▸ Exercise aim: Search the data below, and report every line in which "документів" occurs.

Items from an interface collection:

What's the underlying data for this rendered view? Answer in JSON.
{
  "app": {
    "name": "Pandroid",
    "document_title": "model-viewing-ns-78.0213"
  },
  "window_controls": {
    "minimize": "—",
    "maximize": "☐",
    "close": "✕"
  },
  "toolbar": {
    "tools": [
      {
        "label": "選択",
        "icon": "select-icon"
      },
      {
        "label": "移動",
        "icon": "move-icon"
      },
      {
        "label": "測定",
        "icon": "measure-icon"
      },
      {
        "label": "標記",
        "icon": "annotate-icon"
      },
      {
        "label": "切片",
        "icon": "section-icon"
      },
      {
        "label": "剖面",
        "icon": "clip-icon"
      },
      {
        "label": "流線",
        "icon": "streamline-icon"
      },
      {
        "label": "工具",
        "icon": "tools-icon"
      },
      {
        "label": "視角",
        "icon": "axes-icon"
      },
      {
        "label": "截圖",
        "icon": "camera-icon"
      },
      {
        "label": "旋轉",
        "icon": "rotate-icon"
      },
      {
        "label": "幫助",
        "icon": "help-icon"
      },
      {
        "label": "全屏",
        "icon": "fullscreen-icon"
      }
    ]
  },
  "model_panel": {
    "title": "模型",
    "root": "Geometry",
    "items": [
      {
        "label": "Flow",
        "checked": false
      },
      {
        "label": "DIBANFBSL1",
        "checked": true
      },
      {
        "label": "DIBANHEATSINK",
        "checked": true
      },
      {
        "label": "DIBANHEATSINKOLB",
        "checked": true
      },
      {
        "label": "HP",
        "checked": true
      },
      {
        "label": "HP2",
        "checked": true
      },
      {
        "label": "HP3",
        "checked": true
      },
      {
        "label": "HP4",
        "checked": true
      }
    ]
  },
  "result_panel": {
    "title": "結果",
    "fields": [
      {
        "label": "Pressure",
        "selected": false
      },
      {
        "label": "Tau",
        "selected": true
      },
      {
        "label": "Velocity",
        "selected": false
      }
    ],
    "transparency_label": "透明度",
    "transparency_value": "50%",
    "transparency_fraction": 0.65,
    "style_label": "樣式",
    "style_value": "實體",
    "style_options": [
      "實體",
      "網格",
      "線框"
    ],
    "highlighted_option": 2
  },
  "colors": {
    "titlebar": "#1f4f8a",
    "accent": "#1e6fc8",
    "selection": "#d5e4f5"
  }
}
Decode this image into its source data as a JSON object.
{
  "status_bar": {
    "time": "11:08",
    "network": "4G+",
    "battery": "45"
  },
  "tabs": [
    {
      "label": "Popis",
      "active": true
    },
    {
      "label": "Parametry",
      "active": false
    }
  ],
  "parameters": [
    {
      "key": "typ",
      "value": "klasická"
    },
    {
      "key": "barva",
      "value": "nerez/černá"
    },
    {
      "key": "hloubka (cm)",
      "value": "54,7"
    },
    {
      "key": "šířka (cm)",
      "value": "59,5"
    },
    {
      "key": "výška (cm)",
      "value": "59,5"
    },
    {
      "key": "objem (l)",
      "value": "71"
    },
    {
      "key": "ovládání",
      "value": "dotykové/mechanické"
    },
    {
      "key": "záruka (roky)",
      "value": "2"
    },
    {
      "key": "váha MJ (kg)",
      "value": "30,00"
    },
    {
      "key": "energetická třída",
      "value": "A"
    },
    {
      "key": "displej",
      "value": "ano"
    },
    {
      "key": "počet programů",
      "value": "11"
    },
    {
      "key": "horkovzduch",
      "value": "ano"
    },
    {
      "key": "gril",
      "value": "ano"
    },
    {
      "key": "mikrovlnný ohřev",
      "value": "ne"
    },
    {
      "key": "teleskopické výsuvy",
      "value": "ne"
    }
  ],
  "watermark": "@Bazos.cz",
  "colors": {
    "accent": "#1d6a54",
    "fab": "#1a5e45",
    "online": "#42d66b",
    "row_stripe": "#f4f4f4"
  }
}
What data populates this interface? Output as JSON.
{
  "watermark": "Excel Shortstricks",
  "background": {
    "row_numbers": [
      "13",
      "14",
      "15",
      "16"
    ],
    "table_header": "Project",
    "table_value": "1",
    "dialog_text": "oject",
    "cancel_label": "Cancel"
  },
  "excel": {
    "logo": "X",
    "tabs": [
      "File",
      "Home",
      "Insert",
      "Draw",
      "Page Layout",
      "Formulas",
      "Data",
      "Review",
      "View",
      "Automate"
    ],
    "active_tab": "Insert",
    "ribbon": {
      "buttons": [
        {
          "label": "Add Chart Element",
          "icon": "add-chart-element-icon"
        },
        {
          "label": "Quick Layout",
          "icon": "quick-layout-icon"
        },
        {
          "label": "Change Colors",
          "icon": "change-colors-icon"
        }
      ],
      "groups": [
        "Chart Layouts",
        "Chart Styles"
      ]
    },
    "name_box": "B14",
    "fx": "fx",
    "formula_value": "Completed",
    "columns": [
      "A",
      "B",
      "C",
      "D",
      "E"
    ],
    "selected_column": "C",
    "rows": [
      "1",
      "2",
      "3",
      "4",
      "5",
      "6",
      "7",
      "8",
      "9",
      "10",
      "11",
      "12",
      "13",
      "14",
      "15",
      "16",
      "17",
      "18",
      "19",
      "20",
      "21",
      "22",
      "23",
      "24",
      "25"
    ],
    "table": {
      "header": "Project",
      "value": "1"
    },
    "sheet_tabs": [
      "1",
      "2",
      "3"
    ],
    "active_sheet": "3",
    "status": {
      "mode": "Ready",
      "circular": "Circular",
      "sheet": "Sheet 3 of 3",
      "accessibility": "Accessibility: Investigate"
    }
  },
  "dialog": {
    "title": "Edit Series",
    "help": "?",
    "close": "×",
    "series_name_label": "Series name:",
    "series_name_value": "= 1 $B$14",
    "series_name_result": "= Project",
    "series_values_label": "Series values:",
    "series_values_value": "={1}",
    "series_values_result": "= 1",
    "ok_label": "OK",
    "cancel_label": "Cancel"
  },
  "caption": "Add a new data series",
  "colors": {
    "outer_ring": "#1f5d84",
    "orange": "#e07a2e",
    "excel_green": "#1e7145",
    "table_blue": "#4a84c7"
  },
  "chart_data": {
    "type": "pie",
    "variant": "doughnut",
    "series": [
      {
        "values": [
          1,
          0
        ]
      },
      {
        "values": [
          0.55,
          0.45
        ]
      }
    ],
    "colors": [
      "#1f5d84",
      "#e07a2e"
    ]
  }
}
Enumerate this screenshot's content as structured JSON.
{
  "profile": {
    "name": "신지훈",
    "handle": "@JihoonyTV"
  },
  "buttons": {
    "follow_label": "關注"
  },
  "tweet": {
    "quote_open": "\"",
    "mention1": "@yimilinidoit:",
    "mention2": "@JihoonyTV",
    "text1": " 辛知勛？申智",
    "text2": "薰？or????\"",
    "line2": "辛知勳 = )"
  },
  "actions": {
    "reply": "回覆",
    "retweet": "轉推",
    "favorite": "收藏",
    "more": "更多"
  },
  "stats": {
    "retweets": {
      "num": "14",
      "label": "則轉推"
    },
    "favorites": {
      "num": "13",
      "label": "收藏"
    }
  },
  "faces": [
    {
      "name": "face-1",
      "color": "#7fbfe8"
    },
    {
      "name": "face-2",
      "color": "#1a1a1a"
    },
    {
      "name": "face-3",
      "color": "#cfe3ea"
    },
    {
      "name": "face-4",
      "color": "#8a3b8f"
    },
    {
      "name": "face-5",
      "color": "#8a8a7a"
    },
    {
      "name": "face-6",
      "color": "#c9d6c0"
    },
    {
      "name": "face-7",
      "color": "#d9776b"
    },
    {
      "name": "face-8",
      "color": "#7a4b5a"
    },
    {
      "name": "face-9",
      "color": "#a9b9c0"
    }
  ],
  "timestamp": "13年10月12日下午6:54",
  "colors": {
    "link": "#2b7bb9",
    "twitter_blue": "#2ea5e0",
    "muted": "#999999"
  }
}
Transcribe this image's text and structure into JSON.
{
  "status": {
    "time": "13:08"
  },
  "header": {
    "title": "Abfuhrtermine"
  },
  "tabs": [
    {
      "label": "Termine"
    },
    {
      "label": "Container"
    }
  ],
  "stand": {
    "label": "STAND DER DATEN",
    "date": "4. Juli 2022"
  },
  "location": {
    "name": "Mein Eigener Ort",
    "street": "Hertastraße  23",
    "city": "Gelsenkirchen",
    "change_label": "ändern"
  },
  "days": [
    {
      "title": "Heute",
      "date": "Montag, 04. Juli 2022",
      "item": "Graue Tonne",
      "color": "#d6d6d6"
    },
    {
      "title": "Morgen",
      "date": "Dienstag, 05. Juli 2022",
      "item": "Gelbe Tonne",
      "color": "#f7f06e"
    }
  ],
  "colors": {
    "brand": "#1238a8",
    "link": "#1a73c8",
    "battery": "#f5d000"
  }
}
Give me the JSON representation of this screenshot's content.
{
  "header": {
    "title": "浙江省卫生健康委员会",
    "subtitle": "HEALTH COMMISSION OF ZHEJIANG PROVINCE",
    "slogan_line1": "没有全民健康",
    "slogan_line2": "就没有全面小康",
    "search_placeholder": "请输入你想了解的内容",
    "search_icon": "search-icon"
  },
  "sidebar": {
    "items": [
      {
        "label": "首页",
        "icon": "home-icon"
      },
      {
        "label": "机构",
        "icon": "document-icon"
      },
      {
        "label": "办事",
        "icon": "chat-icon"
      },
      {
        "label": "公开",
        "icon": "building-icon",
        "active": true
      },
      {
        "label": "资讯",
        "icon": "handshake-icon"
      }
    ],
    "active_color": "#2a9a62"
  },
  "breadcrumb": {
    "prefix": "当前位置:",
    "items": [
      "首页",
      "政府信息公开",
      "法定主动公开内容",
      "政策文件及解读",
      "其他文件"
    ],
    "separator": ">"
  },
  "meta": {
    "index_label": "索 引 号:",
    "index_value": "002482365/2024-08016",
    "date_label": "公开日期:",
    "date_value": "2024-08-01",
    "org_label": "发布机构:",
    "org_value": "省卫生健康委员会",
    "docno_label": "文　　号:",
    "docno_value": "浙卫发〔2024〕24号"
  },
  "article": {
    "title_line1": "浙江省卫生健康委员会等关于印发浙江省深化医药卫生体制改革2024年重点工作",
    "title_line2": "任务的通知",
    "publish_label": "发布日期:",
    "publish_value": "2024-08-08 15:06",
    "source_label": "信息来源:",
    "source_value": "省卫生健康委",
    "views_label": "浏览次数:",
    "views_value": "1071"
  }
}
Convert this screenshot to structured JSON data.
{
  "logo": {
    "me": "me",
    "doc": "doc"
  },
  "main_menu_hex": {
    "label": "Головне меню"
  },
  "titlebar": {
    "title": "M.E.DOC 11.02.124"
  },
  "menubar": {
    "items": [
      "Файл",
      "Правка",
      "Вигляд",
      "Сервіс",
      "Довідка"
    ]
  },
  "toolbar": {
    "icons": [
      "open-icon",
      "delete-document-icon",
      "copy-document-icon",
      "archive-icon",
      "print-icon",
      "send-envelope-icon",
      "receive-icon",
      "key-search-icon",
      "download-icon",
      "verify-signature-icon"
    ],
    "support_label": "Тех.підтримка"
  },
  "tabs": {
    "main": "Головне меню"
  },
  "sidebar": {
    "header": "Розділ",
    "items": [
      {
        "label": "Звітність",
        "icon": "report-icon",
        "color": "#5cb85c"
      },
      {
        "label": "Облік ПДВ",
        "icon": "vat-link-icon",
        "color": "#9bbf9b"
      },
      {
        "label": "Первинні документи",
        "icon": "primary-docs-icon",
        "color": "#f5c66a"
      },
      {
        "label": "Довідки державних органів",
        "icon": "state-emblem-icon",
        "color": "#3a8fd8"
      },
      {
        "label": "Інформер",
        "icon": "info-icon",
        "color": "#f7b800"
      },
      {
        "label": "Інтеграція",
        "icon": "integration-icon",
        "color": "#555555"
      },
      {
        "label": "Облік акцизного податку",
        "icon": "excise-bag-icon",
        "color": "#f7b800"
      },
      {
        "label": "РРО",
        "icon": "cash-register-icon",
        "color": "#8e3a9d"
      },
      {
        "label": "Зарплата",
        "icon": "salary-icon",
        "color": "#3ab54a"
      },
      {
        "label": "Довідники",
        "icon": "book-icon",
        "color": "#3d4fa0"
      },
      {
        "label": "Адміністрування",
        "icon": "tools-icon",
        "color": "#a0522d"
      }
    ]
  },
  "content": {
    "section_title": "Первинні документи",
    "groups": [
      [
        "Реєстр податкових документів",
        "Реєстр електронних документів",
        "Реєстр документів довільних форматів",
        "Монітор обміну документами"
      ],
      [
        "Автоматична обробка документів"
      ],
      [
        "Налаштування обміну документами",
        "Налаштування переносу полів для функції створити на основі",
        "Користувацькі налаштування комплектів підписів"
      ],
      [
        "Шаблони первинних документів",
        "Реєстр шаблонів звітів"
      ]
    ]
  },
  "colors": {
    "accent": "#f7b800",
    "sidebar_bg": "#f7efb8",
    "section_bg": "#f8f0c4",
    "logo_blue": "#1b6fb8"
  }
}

▸ Reply:
        "Реєстр податкових документів",
        "Реєстр електронних документів",
        "Реєстр документів довільних форматів",
        "Автоматична обробка документів"
        "Шаблони первинних документів",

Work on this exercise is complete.